News article 7 Oct 2016

This week LSTM’s Filarial Programmes Support Unit (FPSU) played host to members of the programme team in Bangladesh who visited to review progress, plan future activities and provide some training for the rest of the team.

The Bangladesh Filariasis Elimination Programme (FEP) has been very successful, with all endemic districts now moving from intervention to surveillance and Morbidity Management & Disability Prevention (MMDP) activities. Established in 2000, with the first Mass Drug Administration (MDA) campaign for lymphatic filariasis conducted in 2001, the Bangladesh FEP has been supported by LSTM since its inception, with direct financial support for MDA since 2009 from the DFID funded LF Elimination programme, in coordination with USAID funded organisations. 

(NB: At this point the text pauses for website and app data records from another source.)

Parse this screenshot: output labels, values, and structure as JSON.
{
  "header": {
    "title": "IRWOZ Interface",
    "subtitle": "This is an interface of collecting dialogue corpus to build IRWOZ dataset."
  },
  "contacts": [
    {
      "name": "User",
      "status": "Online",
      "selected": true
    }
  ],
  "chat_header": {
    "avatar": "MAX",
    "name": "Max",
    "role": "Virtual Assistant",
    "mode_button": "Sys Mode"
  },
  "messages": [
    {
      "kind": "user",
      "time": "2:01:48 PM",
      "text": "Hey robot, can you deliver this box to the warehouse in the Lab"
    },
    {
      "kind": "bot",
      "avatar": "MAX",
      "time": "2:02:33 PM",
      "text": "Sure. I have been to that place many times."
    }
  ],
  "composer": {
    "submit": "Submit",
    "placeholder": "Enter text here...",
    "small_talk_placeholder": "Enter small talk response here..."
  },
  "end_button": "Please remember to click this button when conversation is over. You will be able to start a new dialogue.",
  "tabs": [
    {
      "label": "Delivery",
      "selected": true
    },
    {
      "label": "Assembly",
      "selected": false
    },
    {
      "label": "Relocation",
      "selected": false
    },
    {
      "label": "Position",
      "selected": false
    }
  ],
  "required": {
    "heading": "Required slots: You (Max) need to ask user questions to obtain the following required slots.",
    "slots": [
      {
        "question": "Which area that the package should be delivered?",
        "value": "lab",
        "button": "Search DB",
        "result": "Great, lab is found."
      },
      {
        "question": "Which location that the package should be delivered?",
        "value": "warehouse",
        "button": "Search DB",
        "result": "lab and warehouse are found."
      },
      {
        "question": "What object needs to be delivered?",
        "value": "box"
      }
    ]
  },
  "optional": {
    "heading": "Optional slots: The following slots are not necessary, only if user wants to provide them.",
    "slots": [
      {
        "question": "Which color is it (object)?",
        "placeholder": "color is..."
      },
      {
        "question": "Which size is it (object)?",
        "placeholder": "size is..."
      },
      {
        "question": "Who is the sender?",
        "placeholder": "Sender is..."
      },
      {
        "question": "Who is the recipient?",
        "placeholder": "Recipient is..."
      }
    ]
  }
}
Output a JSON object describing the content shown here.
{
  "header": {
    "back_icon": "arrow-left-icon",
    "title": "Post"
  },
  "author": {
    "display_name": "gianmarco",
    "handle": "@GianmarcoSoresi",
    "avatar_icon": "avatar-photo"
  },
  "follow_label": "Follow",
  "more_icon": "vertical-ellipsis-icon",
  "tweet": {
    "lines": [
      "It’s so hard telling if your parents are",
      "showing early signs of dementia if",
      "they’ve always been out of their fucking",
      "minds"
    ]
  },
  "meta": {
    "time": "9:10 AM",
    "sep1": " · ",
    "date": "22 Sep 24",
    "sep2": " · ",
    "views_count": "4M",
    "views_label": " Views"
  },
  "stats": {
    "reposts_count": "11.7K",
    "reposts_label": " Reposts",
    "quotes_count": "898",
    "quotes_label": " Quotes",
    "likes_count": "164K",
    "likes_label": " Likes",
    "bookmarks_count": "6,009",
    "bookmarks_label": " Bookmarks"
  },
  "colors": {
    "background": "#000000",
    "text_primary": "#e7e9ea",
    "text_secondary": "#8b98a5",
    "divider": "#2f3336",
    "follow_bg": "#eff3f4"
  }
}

At the inception of the programme, an estimated 70 million people were at risk of infection.  Between 2001 and 2008, MDA was scaled up to cover all 19 endemic districts.  By 2011, MDA was scaled down following Transmission Assessment Surveys (TAS) so that by 2015, only one district required MDA.  In total over 35 million people were treated in the 19 most endemic districts. This September saw TAS in the final endemic district, Rangpur and the results show that transmission of W.bancrofti is no longer ongoing in this district. While monitoring will continue in all areas to ensure that transmission is not ongoing, in accordance with WHO guidelines, the programme’s success means that the at risk population has been reduced by 70 million people.

FEP has also scaled up morbidity management activities in all 19 districts, conducting patient searching to develop estimates of the number of clinical cases of lymphoedema and hydrocele, as well as training health care workers in community clinics in morbidity management practices, who in turn, will train patients and care givers.  In 2016, FPSU provided support for 143 hydrocele surgeries in Bangladesh.

LSTM’s Dr Hayley Mableson is a programme officer in FPSU, she said: “The programme in Bangladesh has been a great success. As well as moving all districts to a position of monitoring, FPSU is also working with the programme to ensure that patients living in non-endemic areas receive care to manage their conditions. LF is a devastating condition which impacts on people living in some of the world’s poorest communities, FPSU is proud to support groups such as that in Bangladesh who are working toward the elimination of the filarial infections and reducing the burden of this and all neglected tropical diseases.”